"lower effect than the fifth; the seventh, B, has a higher effect than the sixth; but the eighth, C, has a lower effect than the seventh. If the effects of notes or chords depended wholly on the mathematical primes by which they are measured and located, or the ratios inherent in them, then the effects of the tonic, subdominant, and dominant chords would have been alike, for these chords are measured by exactly the same primes, and have exactly the same ratios. It is the position of the tonic chord which gives it its importance and not any special primes by which it is produced, nor any special ratios inherent in it. Notes by the power of 2 have a pure unmixed and invariable character. Notes by the first, second, and third powers of 3 have different degrees of centrifugal force; and the character of the notes produced by the first power of 5 depends on the character of the notes from which they are derived. The final character of notes and chords is determined by the amount of force which they have acquired from the way in which they have been derived, and from their position in the system. And no matter where these notes may be afterwards placed, like chemical elements, they never lose their original forces and tendencies. What Tyndal says of the inorganic chemical elements of the brain is true of the inorganic notes of music, "They are all dead as grains of shot." It is the organic state which gives the notes and chords their gravities and levities, and these two tendencies, the one upward and the other downward, constitute the vital principle of music. It is true that the **mathematical operation** is required to give birth and life to music, and that the **mathematical system** gives the knowledge of causes down to the law of gravitation, yet the artistic effects are fully realised from the tempered system deriving its organic harmony from this vital principle of music. The centrifugal tendencies of the notes of the subdominant, are too strong to be at all disturbed by the system being tempered. The enormous power of these chords corrects the effect which might otherwise arise from tempering, as the enormous power of the sun corrects the perturbations of the planets." [Scientific Basis and Build of Music, page 29]

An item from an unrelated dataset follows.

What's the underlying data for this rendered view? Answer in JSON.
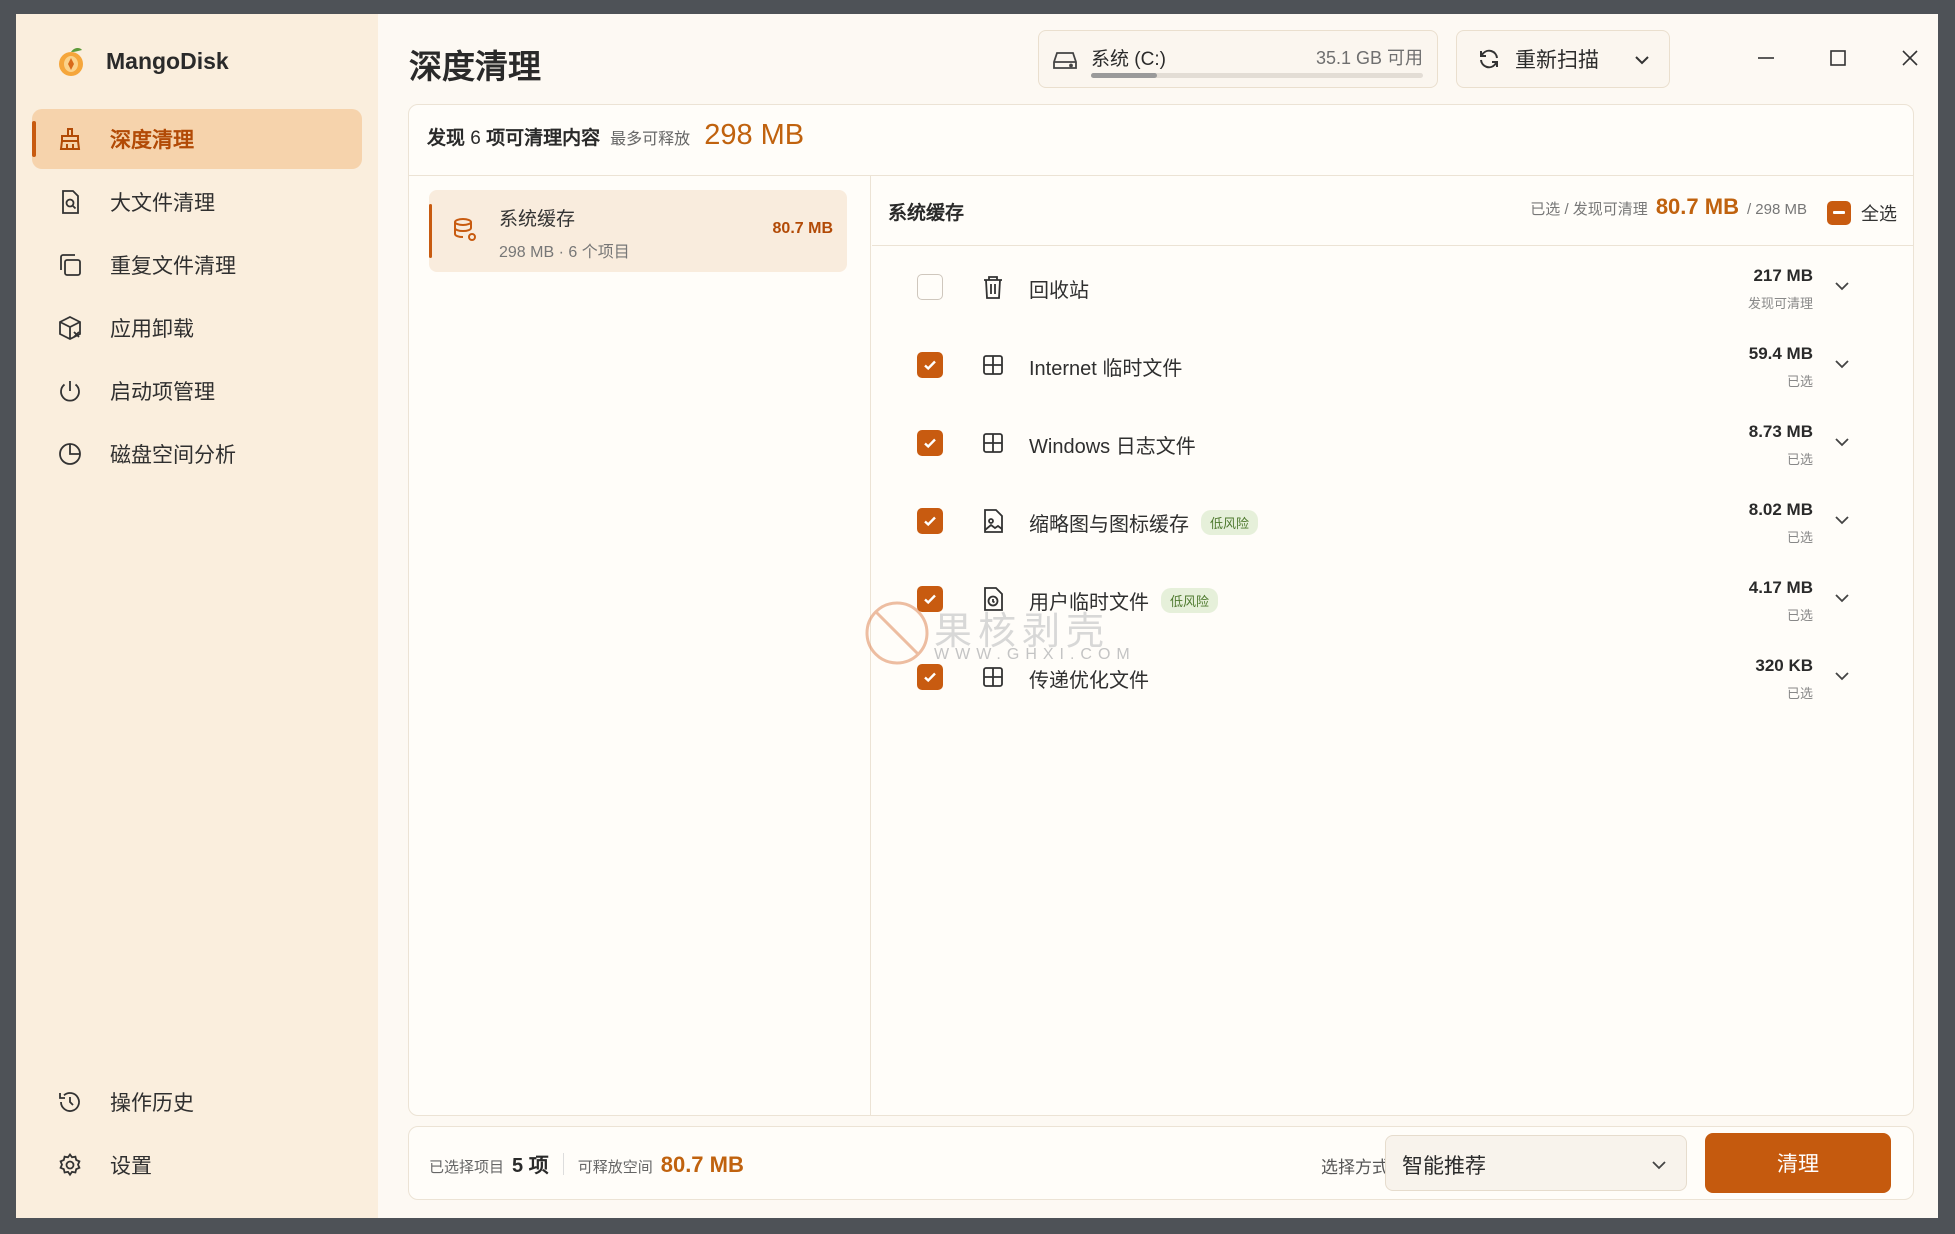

The vitality of the notes depends on their specific gravities and levities. As the tempered system does not in any way alter the position of the notes of the **mathematical system**, and as it is their specific gravities and levities which give the notes their vitality, when the one is not changed neither is the other. The gravities and levities of the notes change when the notes change their position in the system. They may indeed have the same names, but they are no longer the same notes. [Scientific Basis and Build of Music, page 43]

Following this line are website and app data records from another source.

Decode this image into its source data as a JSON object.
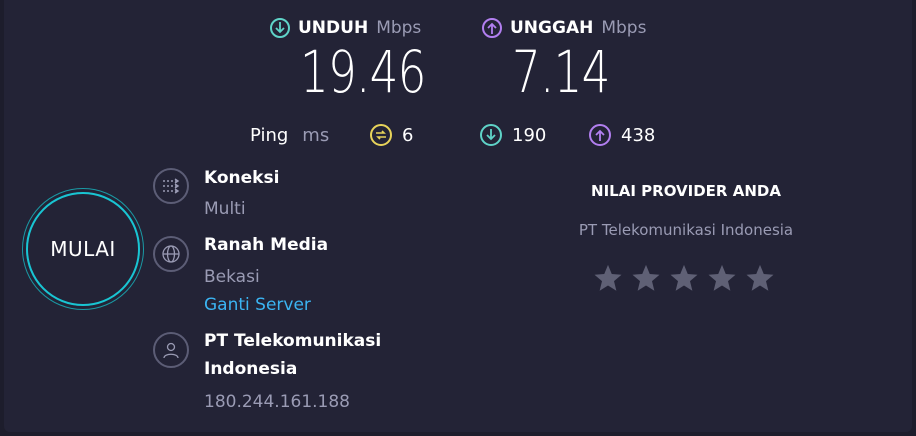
{
  "download": {
    "label": "UNDUH",
    "unit": "Mbps",
    "value": "19.46"
  },
  "upload": {
    "label": "UNGGAH",
    "unit": "Mbps",
    "value": "7.14"
  },
  "ping": {
    "label": "Ping",
    "unit": "ms",
    "idle": "6",
    "download": "190",
    "upload": "438"
  },
  "start_button": {
    "label": "MULAI"
  },
  "connection": {
    "title": "Koneksi",
    "value": "Multi"
  },
  "server": {
    "title": "Ranah Media",
    "location": "Bekasi",
    "change_link": "Ganti Server"
  },
  "provider": {
    "line1": "PT Telekomunikasi",
    "line2": "Indonesia",
    "ip": "180.244.161.188"
  },
  "rating": {
    "title": "NILAI PROVIDER ANDA",
    "provider": "PT Telekomunikasi Indonesia",
    "stars": 5,
    "filled": 0
  },
  "colors": {
    "download": "#5fd3c8",
    "upload": "#b27ff0",
    "ping_idle": "#e7d35a",
    "link": "#3bb4f2",
    "ring": "#19c5d3"
  }
}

See Also

**chromatic scale**
**chromatic**
**flat**
**Law of Mathematical Ratios**
**mathematical intonation**
**Mathematical Relations are Constant - page 125**
**mathematical scales**
**mathematical system**
**On the Partial Differential Equations of Mathematical Physics**
**Ramsay - PLATE VIII - The Mathematical Table of Majors and Minors and their Ratio Numbers**
**Ramsay - PLATE XXII - Mathematical Table of the Twelve Major Scales and their relative Minors**
**Ramsay - PLATE XXIII - The Mathematical and Tempered Scales**
**Ramsay - PLATE XXVII - The Mathematical Scale of Thirty two notes in Commas, Sharps and Flats**
**scale of mathematical intonation**
**semitone**
**semitonic progression**
**sharp**
**tempered key**
**tempered scale**
**tempered system**
**three mathematical primes**